Renowned Social Psychologist Jonathan Haidt Joins NYU Stern School of Business
As one of the founders and the pre-eminent researcher in the field of moral psychology, Jonathan Haidt has changed the way that we look at ethics and moral behavior. At Stern, he will bring his knowledge to bear upon questions of design for ethical business systems.
“Every economic crisis seems to evoke a renewed call for business schools to redouble their emphasis on ethics. The repeated nature of these exhortations suggests that the problem may not be a lack of attention to the issue but the need for thoughtful new approaches. As one of the founders and the pre-eminent researcher in the field of moral psychology, Jonathan Haidt has changed the way that we look at ethics and moral behavior. At Stern, he will bring his knowledge to bear upon questions of design for ethical business systems,” said Peter Henry, dean of NYU Stern.
Haidt is widely recognized for research on the intuitive foundations of morality and how morality and emotion vary across cultures. In recent years, he has used moral psychology to understand America’s ideological and hyper-partisanship. This work is the focus of his best-selling new book, The Righteous Mind: Why Good People Are Divided by Politics and Religion.
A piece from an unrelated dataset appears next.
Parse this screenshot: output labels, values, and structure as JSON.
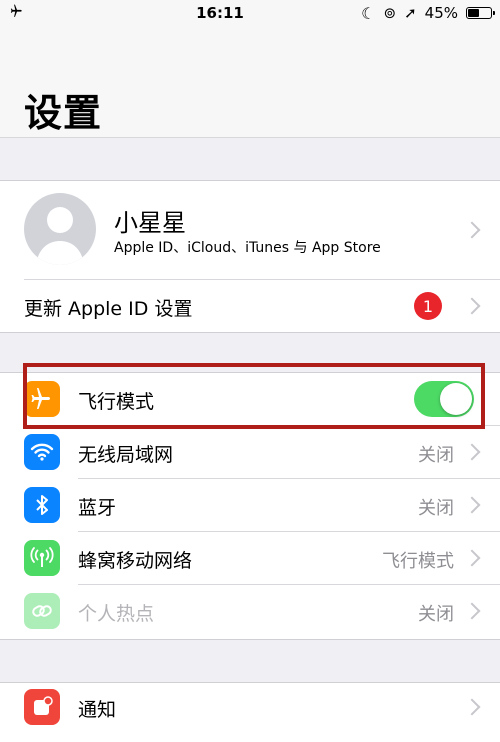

His work draws consistent praise from both sides of the political spectrum, and is covered often in The New York Times and The Wall Street Journal.
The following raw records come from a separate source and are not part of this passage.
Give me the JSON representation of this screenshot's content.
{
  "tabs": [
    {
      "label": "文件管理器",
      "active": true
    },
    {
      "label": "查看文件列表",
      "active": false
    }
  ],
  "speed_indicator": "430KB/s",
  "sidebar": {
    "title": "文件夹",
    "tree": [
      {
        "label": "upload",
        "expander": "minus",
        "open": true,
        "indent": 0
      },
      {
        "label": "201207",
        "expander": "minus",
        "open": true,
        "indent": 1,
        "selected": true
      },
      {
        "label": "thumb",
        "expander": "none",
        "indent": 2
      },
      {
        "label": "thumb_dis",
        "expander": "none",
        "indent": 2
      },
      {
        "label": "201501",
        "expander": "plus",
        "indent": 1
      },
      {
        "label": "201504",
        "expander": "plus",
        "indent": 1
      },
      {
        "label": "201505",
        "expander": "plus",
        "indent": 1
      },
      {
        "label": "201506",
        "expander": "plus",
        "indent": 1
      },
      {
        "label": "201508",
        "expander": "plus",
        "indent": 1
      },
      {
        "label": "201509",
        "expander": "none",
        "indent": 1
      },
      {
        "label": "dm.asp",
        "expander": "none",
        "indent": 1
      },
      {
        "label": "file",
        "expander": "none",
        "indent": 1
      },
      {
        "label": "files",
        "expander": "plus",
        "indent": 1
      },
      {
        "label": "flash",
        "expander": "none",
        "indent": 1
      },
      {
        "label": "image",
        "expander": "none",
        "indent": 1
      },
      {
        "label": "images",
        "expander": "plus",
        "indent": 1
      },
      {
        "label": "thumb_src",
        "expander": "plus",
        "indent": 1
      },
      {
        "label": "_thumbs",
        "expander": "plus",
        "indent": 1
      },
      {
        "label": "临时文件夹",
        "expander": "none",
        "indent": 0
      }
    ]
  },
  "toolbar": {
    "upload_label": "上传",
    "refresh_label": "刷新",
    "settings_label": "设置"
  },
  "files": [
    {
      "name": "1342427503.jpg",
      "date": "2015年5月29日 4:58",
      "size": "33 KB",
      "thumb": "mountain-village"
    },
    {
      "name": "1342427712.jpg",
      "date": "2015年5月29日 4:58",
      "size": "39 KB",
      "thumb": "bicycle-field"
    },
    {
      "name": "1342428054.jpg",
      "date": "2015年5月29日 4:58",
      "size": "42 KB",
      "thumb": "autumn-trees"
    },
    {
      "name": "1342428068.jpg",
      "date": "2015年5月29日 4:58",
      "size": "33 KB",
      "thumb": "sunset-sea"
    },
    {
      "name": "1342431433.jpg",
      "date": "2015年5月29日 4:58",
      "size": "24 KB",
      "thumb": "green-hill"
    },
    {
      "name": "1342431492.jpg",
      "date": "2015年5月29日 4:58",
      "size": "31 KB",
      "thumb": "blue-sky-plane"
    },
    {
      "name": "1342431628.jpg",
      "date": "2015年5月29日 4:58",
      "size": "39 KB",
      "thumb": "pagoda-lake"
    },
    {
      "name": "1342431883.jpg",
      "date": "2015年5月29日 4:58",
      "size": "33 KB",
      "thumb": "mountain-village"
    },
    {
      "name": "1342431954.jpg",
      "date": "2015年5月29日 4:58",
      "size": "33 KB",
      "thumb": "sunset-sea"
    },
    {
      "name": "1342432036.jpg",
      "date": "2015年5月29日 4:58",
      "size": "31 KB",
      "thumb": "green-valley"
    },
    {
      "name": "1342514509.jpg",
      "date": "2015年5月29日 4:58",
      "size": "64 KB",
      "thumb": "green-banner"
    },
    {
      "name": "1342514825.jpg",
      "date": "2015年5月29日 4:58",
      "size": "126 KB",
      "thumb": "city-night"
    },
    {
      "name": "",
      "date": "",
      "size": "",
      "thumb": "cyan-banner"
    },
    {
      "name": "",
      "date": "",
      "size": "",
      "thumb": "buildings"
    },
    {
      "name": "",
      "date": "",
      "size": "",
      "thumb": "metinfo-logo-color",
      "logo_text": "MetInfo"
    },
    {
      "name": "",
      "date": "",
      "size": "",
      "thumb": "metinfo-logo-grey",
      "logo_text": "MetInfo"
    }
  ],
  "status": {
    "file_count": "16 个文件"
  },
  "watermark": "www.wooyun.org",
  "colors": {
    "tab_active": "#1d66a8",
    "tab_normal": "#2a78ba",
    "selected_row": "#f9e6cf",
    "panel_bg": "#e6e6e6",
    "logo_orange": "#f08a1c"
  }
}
Within the Business and Society Program at NYU Stern, Haidt aims to integrate research on moral psychology with research and theory in business ethics, seeking the best ways to create organizations that function as ethical systems, with only minimal need for directly training people to behave ethically. He will create a course at Stern called “Ethical Systems Design.”
Before joining Stern, Haidt was a Professor in the Department of Psychology at the University of Virginia for 16 years, and served as the Laurance S. Rockefeller Distinguished Visiting Professor at Princeton University in 2006-2007. He was the 2001 winner of the Templeton Prize in Positive Psychology, and a 2004 winner of the Virginia Outstanding Faculty Award, conferred by Governor Mark Warner. In addition to his new book, Professor also is the author of The Happiness Hypothesis: Finding Modern Truth in Ancient Wisdom.